_Requirement:_ Print every one of the records verbatim, omitting nothing.

Stored dataset items
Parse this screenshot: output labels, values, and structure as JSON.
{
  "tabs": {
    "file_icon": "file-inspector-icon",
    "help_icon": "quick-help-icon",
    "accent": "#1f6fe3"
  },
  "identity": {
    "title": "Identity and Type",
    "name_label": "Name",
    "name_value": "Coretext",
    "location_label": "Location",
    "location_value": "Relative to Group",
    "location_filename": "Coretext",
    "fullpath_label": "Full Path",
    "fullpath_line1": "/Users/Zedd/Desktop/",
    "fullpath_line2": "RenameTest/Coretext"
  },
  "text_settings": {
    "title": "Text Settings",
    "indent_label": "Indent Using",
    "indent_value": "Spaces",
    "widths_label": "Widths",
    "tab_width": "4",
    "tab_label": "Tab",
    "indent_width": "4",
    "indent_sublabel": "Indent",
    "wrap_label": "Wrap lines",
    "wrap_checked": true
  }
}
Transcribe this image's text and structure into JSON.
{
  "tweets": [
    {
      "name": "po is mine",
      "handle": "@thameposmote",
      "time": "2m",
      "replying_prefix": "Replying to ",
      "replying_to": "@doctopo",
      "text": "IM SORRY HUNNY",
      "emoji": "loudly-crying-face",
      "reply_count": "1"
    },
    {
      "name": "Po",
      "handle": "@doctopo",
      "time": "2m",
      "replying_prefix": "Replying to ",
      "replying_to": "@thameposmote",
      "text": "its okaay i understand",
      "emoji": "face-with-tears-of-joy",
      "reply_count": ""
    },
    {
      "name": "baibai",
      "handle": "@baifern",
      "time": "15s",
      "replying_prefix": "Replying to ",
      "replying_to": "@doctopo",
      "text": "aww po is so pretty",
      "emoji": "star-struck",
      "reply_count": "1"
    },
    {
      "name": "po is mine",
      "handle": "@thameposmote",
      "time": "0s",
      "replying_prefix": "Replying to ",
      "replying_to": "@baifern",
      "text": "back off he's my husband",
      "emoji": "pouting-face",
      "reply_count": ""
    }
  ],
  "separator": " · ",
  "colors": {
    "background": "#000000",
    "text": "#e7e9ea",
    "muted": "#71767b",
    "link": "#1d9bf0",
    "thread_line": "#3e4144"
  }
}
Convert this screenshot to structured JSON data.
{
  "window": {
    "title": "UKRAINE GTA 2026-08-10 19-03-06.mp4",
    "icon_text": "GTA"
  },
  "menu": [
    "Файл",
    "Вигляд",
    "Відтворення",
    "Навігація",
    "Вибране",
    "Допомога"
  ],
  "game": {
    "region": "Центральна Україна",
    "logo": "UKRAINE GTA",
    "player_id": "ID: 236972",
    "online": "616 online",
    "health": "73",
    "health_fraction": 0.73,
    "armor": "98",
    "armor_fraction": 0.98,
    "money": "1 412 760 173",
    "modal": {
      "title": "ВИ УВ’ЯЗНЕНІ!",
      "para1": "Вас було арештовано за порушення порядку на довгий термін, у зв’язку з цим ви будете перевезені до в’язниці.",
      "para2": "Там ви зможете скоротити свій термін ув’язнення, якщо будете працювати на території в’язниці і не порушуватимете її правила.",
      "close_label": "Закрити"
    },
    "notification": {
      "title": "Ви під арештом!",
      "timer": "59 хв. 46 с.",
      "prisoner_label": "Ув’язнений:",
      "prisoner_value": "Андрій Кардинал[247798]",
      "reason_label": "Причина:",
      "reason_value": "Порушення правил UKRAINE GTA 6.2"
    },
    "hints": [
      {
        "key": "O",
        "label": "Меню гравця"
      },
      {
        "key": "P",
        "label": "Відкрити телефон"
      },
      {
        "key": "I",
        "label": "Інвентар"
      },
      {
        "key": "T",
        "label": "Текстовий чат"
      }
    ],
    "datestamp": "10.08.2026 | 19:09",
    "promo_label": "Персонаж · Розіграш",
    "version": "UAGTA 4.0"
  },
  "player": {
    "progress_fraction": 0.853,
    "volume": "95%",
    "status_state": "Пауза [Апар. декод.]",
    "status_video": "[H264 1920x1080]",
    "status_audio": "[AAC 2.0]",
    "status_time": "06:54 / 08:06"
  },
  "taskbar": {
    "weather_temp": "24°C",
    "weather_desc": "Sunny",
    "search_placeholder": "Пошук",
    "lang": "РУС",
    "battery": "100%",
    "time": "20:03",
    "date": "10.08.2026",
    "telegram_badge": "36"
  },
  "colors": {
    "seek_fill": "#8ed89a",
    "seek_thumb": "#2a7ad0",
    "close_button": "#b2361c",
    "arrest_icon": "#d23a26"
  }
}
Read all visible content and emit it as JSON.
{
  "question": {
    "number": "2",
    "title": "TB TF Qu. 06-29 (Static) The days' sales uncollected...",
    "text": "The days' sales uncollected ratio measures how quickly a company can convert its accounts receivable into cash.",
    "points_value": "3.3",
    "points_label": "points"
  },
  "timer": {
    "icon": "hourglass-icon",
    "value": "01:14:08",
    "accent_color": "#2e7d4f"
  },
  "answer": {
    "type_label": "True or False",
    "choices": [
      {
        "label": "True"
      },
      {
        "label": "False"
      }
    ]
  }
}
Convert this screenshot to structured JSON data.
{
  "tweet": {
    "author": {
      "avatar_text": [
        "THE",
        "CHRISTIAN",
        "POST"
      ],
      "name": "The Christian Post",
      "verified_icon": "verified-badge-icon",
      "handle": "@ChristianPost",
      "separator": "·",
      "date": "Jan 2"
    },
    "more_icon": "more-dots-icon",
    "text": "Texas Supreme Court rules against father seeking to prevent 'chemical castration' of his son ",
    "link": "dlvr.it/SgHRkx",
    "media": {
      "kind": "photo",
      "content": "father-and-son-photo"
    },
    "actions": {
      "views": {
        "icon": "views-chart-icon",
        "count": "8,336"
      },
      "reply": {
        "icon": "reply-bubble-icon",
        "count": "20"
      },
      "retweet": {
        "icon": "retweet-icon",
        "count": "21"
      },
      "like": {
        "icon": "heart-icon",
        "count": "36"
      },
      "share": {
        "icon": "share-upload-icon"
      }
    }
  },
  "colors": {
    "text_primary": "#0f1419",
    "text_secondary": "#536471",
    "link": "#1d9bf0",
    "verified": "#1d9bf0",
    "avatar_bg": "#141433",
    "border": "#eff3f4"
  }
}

_Written solution:_
Parse this screenshot: output labels, values, and structure as JSON.
{
  "tabs": {
    "file_icon": "file-inspector-icon",
    "help_icon": "quick-help-icon",
    "accent": "#1f6fe3"
  },
  "identity": {
    "title": "Identity and Type",
    "name_label": "Name",
    "name_value": "Coretext",
    "location_label": "Location",
    "location_value": "Relative to Group",
    "location_filename": "Coretext",
    "fullpath_label": "Full Path",
    "fullpath_line1": "/Users/Zedd/Desktop/",
    "fullpath_line2": "RenameTest/Coretext"
  },
  "text_settings": {
    "title": "Text Settings",
    "indent_label": "Indent Using",
    "indent_value": "Spaces",
    "widths_label": "Widths",
    "tab_width": "4",
    "tab_label": "Tab",
    "indent_width": "4",
    "indent_sublabel": "Indent",
    "wrap_label": "Wrap lines",
    "wrap_checked": true
  }
}
Transcribe this image's text and structure into JSON.
{
  "tweets": [
    {
      "name": "po is mine",
      "handle": "@thameposmote",
      "time": "2m",
      "replying_prefix": "Replying to ",
      "replying_to": "@doctopo",
      "text": "IM SORRY HUNNY",
      "emoji": "loudly-crying-face",
      "reply_count": "1"
    },
    {
      "name": "Po",
      "handle": "@doctopo",
      "time": "2m",
      "replying_prefix": "Replying to ",
      "replying_to": "@thameposmote",
      "text": "its okaay i understand",
      "emoji": "face-with-tears-of-joy",
      "reply_count": ""
    },
    {
      "name": "baibai",
      "handle": "@baifern",
      "time": "15s",
      "replying_prefix": "Replying to ",
      "replying_to": "@doctopo",
      "text": "aww po is so pretty",
      "emoji": "star-struck",
      "reply_count": "1"
    },
    {
      "name": "po is mine",
      "handle": "@thameposmote",
      "time": "0s",
      "replying_prefix": "Replying to ",
      "replying_to": "@baifern",
      "text": "back off he's my husband",
      "emoji": "pouting-face",
      "reply_count": ""
    }
  ],
  "separator": " · ",
  "colors": {
    "background": "#000000",
    "text": "#e7e9ea",
    "muted": "#71767b",
    "link": "#1d9bf0",
    "thread_line": "#3e4144"
  }
}
Convert this screenshot to structured JSON data.
{
  "window": {
    "title": "UKRAINE GTA 2026-08-10 19-03-06.mp4",
    "icon_text": "GTA"
  },
  "menu": [
    "Файл",
    "Вигляд",
    "Відтворення",
    "Навігація",
    "Вибране",
    "Допомога"
  ],
  "game": {
    "region": "Центральна Україна",
    "logo": "UKRAINE GTA",
    "player_id": "ID: 236972",
    "online": "616 online",
    "health": "73",
    "health_fraction": 0.73,
    "armor": "98",
    "armor_fraction": 0.98,
    "money": "1 412 760 173",
    "modal": {
      "title": "ВИ УВ’ЯЗНЕНІ!",
      "para1": "Вас було арештовано за порушення порядку на довгий термін, у зв’язку з цим ви будете перевезені до в’язниці.",
      "para2": "Там ви зможете скоротити свій термін ув’язнення, якщо будете працювати на території в’язниці і не порушуватимете її правила.",
      "close_label": "Закрити"
    },
    "notification": {
      "title": "Ви під арештом!",
      "timer": "59 хв. 46 с.",
      "prisoner_label": "Ув’язнений:",
      "prisoner_value": "Андрій Кардинал[247798]",
      "reason_label": "Причина:",
      "reason_value": "Порушення правил UKRAINE GTA 6.2"
    },
    "hints": [
      {
        "key": "O",
        "label": "Меню гравця"
      },
      {
        "key": "P",
        "label": "Відкрити телефон"
      },
      {
        "key": "I",
        "label": "Інвентар"
      },
      {
        "key": "T",
        "label": "Текстовий чат"
      }
    ],
    "datestamp": "10.08.2026 | 19:09",
    "promo_label": "Персонаж · Розіграш",
    "version": "UAGTA 4.0"
  },
  "player": {
    "progress_fraction": 0.853,
    "volume": "95%",
    "status_state": "Пауза [Апар. декод.]",
    "status_video": "[H264 1920x1080]",
    "status_audio": "[AAC 2.0]",
    "status_time": "06:54 / 08:06"
  },
  "taskbar": {
    "weather_temp": "24°C",
    "weather_desc": "Sunny",
    "search_placeholder": "Пошук",
    "lang": "РУС",
    "battery": "100%",
    "time": "20:03",
    "date": "10.08.2026",
    "telegram_badge": "36"
  },
  "colors": {
    "seek_fill": "#8ed89a",
    "seek_thumb": "#2a7ad0",
    "close_button": "#b2361c",
    "arrest_icon": "#d23a26"
  }
}
Read all visible content and emit it as JSON.
{
  "question": {
    "number": "2",
    "title": "TB TF Qu. 06-29 (Static) The days' sales uncollected...",
    "text": "The days' sales uncollected ratio measures how quickly a company can convert its accounts receivable into cash.",
    "points_value": "3.3",
    "points_label": "points"
  },
  "timer": {
    "icon": "hourglass-icon",
    "value": "01:14:08",
    "accent_color": "#2e7d4f"
  },
  "answer": {
    "type_label": "True or False",
    "choices": [
      {
        "label": "True"
      },
      {
        "label": "False"
      }
    ]
  }
}
Convert this screenshot to structured JSON data.
{
  "tweet": {
    "author": {
      "avatar_text": [
        "THE",
        "CHRISTIAN",
        "POST"
      ],
      "name": "The Christian Post",
      "verified_icon": "verified-badge-icon",
      "handle": "@ChristianPost",
      "separator": "·",
      "date": "Jan 2"
    },
    "more_icon": "more-dots-icon",
    "text": "Texas Supreme Court rules against father seeking to prevent 'chemical castration' of his son ",
    "link": "dlvr.it/SgHRkx",
    "media": {
      "kind": "photo",
      "content": "father-and-son-photo"
    },
    "actions": {
      "views": {
        "icon": "views-chart-icon",
        "count": "8,336"
      },
      "reply": {
        "icon": "reply-bubble-icon",
        "count": "20"
      },
      "retweet": {
        "icon": "retweet-icon",
        "count": "21"
      },
      "like": {
        "icon": "heart-icon",
        "count": "36"
      },
      "share": {
        "icon": "share-upload-icon"
      }
    }
  },
  "colors": {
    "text_primary": "#0f1419",
    "text_secondary": "#536471",
    "link": "#1d9bf0",
    "verified": "#1d9bf0",
    "avatar_bg": "#141433",
    "border": "#eff3f4"
  }
}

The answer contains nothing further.